As far as I’ve been able to learn, the only way to avoid security vulnerabilities due to Spectre variant 1 (CVE-2017-5753, “bounds check bypass”) is to insert fences to control the relevant speculative reads. I’m interested in doing this because I work on a numerical modelling library that is used in many applications, which are used to handle valuable information. There’s been at least one piece of malware that specifically targeted one of those applications, so I work at a moderate level of paranoia.

I’ve found information about __builtin_load_no_speculate, but inserting those by hand into ten million lines of branchy C code that’s under active development is not an attractive prospect.

MSVC has recently gained a /QSpectre option that tries to do this for you (https://blogs.msdn.microsoft.com/vcblog/2018/01/15/spectre-mitigations-in-msvc/). It only handles a very limited range of cases at present (https://www.paulkocher.com/doc/MicrosoftCompilerSpectreMitigation.html), but Microsoft are working on improving that. Red Hat tell me that there is work underway to add something similar to GCC, although it’s probably a year away.

While such a capability can’t be completely fool-proof, I can well believe that it’s possible to do as good a job as bored humans, and it will be much cheaper.

Are there any plans to add something equivalent to Clang?

Thanks,

There’s a patch on Phabricator to implement a detector pass, in a more static-analysis mode; it seems to be doing better than the Microsoft option but still isn’t catching everything.

https://reviews.llvm.org/D43643

–paulr

Thanks: glad progress is being made.

I know Chandler is working on a different, hopefully less expensive, mitigation based on load masking.
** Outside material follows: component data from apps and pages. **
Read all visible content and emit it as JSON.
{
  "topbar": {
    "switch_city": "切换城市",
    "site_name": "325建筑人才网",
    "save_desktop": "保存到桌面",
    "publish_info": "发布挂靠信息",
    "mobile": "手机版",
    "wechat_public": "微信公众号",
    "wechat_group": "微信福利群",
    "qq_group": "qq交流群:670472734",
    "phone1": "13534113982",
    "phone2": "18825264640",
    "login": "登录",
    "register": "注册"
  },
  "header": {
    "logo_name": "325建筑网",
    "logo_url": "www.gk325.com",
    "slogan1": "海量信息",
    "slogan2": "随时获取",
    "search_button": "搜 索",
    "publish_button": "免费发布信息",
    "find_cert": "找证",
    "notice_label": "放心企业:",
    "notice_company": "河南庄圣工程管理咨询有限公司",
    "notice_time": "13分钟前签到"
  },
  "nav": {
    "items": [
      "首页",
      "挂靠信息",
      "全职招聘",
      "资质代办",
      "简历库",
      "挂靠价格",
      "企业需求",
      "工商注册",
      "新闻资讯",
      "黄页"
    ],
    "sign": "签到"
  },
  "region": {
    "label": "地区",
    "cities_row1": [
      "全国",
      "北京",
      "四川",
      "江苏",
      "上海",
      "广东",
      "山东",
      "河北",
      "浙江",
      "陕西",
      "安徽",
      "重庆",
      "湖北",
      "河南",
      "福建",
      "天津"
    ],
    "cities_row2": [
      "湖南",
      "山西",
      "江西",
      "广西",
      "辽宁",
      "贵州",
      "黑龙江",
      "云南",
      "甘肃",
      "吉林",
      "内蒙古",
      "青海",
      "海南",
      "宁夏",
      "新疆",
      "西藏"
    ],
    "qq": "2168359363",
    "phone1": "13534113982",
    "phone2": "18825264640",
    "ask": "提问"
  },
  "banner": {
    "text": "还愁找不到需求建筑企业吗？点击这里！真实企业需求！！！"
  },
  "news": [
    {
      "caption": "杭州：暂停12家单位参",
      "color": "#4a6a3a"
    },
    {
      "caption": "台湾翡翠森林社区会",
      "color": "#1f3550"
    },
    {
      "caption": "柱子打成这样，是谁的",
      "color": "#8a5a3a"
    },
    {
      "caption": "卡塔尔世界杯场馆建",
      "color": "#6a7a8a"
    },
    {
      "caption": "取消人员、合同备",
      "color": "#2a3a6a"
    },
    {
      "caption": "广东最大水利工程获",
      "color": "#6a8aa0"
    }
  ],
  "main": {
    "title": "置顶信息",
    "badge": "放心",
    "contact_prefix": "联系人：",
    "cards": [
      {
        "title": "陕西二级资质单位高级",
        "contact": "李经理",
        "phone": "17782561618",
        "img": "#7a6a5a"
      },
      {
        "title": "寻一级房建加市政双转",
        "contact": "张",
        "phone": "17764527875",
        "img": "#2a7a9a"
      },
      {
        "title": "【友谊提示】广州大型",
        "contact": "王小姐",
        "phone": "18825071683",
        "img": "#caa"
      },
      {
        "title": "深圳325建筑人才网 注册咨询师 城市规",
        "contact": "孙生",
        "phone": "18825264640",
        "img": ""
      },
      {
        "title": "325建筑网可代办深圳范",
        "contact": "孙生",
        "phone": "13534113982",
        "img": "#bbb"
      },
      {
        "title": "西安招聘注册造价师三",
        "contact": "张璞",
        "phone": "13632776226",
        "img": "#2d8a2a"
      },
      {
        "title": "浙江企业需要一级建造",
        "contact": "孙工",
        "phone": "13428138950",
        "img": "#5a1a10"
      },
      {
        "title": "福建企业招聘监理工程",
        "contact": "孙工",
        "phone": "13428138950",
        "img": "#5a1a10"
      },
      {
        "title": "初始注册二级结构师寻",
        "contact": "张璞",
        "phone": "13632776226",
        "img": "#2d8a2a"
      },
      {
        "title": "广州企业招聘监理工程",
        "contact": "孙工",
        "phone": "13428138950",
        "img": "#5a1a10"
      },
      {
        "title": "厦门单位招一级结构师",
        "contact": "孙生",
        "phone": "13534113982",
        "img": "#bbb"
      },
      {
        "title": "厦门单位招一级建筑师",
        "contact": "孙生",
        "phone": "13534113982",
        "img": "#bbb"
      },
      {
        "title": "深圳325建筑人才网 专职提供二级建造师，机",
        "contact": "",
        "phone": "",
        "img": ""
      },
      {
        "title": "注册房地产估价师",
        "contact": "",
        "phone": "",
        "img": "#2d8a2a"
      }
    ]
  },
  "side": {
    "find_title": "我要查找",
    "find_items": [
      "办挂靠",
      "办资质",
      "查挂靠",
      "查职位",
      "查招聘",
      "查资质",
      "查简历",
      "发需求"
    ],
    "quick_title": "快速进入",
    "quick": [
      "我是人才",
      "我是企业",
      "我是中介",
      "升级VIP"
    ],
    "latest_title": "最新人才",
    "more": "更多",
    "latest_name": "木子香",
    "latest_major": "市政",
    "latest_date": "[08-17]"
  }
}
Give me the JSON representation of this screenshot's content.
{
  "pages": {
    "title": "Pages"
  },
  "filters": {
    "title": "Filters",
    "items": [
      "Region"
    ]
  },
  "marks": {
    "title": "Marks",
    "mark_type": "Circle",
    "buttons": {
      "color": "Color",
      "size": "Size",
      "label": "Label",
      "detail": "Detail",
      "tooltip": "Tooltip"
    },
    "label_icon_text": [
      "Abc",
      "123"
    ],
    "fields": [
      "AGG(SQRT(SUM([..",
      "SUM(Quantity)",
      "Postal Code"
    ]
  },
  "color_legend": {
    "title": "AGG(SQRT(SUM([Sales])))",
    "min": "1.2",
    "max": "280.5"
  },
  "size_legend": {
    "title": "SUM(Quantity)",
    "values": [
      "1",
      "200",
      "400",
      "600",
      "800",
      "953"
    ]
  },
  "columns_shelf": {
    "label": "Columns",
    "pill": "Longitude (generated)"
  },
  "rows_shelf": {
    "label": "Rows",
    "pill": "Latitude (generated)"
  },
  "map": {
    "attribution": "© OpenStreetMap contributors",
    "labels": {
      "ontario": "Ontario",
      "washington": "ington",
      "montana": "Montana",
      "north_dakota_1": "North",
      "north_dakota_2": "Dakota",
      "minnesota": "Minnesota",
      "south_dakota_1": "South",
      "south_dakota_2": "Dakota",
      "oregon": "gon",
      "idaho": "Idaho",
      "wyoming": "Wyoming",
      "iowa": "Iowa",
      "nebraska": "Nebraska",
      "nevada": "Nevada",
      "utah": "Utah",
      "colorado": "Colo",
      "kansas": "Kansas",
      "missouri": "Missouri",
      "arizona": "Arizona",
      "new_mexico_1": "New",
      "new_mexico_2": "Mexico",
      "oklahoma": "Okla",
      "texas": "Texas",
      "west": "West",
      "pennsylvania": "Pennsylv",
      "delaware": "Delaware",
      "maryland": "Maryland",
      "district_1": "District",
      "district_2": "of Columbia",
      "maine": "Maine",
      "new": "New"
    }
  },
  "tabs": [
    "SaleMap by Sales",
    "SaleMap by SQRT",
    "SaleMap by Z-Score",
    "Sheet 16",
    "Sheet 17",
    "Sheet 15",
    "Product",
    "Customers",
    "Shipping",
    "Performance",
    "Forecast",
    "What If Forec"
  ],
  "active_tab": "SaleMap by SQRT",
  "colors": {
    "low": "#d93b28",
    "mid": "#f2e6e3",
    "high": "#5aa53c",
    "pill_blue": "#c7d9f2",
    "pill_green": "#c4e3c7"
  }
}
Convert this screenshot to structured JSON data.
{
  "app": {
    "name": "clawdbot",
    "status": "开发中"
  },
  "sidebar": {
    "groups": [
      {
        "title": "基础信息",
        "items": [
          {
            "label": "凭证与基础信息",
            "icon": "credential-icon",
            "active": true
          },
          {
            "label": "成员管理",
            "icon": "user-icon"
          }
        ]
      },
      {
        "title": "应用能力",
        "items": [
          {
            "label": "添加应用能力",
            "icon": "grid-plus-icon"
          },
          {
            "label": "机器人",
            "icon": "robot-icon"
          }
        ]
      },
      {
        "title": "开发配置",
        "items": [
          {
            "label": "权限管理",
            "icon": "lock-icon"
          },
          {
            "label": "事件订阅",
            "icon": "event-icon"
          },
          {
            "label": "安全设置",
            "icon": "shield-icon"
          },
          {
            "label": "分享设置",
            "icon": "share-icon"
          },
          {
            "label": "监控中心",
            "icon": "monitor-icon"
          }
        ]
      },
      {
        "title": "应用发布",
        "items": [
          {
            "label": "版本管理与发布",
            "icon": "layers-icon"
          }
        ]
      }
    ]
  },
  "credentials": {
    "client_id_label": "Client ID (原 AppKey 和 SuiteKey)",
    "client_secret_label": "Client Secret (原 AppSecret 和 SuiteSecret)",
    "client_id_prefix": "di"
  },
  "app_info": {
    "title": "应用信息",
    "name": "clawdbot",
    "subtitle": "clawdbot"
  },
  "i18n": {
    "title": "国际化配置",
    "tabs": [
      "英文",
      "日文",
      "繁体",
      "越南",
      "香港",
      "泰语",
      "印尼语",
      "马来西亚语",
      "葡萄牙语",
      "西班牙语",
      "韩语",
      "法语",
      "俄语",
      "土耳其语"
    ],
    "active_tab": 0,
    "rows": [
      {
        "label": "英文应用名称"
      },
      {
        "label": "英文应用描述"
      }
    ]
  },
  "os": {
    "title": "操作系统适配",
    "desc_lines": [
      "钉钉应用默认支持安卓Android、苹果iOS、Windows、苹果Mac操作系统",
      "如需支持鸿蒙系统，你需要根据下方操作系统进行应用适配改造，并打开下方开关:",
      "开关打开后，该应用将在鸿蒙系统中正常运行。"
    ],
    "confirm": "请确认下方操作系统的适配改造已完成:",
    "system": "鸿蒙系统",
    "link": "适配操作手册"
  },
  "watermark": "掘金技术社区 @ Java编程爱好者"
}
He has a document that he is polishing that should be sent for RFC soon.

I’ve posted an RFC about this mitigation approach now: http://lists.llvm.org/pipermail/llvm-dev/2018-March/122085.html

My patch also happens to implement fence insertion, but the costs seem prohibitive.